@$$\begin{align*}&= \frac{1}{3}x(x^4-11x^2+18)\\ &=\frac{1}{3}x(x^2-2)(x^2-9)\\ &=\frac{1}{3}x(x+\sqrt{2})(x-\sqrt{2})(x+3)(x-3)\end{align*}@$$

2. @$\begin{align*}-\frac{2}{7}x^4+\frac{74}{63}x^2-\frac{8}{63}\end{align*}@$. Let @$\begin{align*}u=x^2\end{align*}@$.

@$$\begin{align*}&= -\frac{2}{7}u^2+\frac{74}{63}u-\frac{8}{63}\\ &= -\frac{2}{7} \left(u^2-\frac{37}{9}u+\frac{4}{9}\right)\end{align*}@$$

Factoring through fractions like this can be extremely tricky. You must recognize that @$\begin{align*}-\frac{1}{9}\end{align*}@$ and -4 sum to @$\begin{align*}-\frac{37}{9}\end{align*}@$ and multiply to @$\begin{align*}\frac{4}{9}\end{align*}@$.

@$$\begin{align*}&= -\frac{2}{7} \left(u-\frac{1}{9}\right)(u-4)\\ &= -\frac{2}{7} \left(x^2-\frac{1}{9}\right)(x^2-4)\\ &= -\frac{2}{7} \left(x-\frac{1}{3}\right)\left(x+\frac{1}{3}\right)(x-2)(x+2)\end{align*}@$$

3. @$\begin{align*}x^4+x^2-72\end{align*}@$

@$\begin{align*}=(x^2-8)(x^2+9)\end{align*}@$

Notice that @$\begin{align*}(x^2-8)\end{align*}@$ can be written as the difference of perfect squares because @$\begin{align*}8=\left(\sqrt{8}\right)^2=\left(2\sqrt{2}\right)^2\end{align*}@$. On the other hand, @$\begin{align*}x^2+9\end{align*}@$ cannot be written as the difference between squares because the @$\begin{align*}x^2\end{align*}@$ and the 9 are being added not subtracted.

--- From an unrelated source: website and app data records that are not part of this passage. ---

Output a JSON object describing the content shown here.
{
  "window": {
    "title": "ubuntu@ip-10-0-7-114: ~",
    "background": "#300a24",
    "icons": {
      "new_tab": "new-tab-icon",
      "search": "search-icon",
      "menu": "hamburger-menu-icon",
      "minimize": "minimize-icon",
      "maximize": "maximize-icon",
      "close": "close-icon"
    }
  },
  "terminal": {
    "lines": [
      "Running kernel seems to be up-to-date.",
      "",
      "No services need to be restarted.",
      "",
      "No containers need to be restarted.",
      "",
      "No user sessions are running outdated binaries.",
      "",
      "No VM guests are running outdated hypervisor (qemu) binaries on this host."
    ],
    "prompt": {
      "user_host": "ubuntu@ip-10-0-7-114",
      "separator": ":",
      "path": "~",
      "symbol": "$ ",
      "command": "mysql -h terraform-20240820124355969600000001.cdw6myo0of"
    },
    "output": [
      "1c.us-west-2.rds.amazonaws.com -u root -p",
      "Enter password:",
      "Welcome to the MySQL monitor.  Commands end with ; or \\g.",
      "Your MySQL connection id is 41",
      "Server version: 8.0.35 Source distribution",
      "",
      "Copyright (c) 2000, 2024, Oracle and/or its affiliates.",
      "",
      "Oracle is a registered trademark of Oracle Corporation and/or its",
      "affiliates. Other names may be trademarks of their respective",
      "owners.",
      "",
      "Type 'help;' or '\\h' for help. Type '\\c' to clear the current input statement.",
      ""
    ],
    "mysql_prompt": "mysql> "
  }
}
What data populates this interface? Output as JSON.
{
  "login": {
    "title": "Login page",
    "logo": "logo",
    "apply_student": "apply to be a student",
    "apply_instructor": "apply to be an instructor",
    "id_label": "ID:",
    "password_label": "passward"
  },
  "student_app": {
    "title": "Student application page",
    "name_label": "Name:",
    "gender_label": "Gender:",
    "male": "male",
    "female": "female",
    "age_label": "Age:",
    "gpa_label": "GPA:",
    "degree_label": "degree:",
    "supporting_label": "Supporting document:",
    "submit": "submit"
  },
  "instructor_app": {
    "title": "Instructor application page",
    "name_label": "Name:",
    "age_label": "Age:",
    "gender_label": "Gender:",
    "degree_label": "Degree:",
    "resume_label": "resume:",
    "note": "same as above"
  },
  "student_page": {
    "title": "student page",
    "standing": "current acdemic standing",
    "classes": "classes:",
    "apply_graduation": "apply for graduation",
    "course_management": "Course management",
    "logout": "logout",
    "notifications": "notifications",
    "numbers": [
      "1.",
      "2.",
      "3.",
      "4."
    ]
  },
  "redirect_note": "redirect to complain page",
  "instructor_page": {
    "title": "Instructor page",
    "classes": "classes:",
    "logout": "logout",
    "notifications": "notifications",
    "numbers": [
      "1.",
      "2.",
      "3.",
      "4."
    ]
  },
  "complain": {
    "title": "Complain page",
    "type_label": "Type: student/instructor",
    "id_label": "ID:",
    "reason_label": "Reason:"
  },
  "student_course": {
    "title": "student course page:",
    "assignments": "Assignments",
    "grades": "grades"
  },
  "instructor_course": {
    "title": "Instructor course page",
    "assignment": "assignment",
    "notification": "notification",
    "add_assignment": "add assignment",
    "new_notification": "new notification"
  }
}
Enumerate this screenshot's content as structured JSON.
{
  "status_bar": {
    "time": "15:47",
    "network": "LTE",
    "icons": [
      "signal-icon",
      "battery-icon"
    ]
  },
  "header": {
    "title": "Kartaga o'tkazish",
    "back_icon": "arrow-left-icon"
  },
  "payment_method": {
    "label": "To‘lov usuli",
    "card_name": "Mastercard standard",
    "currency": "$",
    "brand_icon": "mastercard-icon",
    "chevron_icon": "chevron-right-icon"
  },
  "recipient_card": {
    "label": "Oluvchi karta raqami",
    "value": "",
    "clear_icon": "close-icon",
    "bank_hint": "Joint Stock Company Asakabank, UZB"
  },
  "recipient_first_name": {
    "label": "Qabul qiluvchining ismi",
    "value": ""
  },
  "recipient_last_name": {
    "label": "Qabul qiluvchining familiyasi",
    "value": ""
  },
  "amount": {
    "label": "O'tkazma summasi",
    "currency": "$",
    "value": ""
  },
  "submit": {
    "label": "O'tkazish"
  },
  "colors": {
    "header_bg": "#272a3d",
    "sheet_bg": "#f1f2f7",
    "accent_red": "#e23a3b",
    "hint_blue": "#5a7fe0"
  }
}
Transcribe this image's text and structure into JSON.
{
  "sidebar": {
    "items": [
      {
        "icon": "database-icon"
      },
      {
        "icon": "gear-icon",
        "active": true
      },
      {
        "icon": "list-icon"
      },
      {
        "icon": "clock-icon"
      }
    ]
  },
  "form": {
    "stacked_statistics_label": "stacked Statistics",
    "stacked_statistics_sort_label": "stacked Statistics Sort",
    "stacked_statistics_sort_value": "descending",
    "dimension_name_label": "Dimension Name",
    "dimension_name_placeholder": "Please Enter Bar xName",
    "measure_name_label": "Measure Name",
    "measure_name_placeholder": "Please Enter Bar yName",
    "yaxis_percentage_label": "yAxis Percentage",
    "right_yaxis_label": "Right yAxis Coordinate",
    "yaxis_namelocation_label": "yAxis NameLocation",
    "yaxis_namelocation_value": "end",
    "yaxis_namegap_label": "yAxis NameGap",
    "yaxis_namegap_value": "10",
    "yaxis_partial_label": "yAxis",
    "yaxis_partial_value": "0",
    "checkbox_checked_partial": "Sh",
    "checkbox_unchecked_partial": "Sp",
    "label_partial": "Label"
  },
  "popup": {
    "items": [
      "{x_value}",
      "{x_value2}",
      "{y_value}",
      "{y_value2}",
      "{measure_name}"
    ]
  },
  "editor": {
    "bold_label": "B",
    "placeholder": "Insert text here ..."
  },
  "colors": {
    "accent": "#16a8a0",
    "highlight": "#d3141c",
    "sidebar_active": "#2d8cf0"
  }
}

This polynomial cannot be factored into strictly linear factors.

@$\begin{align*}=(x-2 \sqrt{2})(x+2 \sqrt{2})(x^2+9)\end{align*}@$

#### Practice

Factor each polynomial into strictly linear factors if possible. If not possible, explain why not.

- @$\begin{align*}x^2+5x+6\end{align*}@$
- @$\begin{align*}x^4+5x^2+6\end{align*}@$
- @$\begin{align*}x^4-16\end{align*}@$
- @$\begin{align*}2x^2-20\end{align*}@$
- @$\begin{align*}3x^2+9x+6\end{align*}@$
- @$\begin{align*}\frac{x^4}{2}-5x^2+\frac{9}{2}\end{align*}@$
- @$\begin{align*}\frac{2x^4}{3}-\frac{34x^2}{3}+\frac{32}{3}\end{align*}@$
- @$\begin{align*}x^2-\frac{1}{4}\end{align*}@$
- @$\begin{align*}x^4-\frac{37x^2}{4}+\frac{9}{4}\end{align*}@$
- @$\begin{align*}\frac{3}{4}x^4-\frac{87}{4}x^2+75\end{align*}@$
- @$\begin{align*}\frac{1}{2}x^4-\frac{29}{2}x^2+50\end{align*}@$
- @$\begin{align*}\frac{x^4}{2}-\frac{5x^2}{9}+\frac{1}{18}\end{align*}@$
- @$\begin{align*}x^4-\frac{13}{36}x^2+\frac{1}{36}\end{align*}@$
- How does the degree of a polynomial relate to the number of linear factors?
- If a polynomial does not have strictly linear factors, what does this imply about the type of roots that the polynomial has?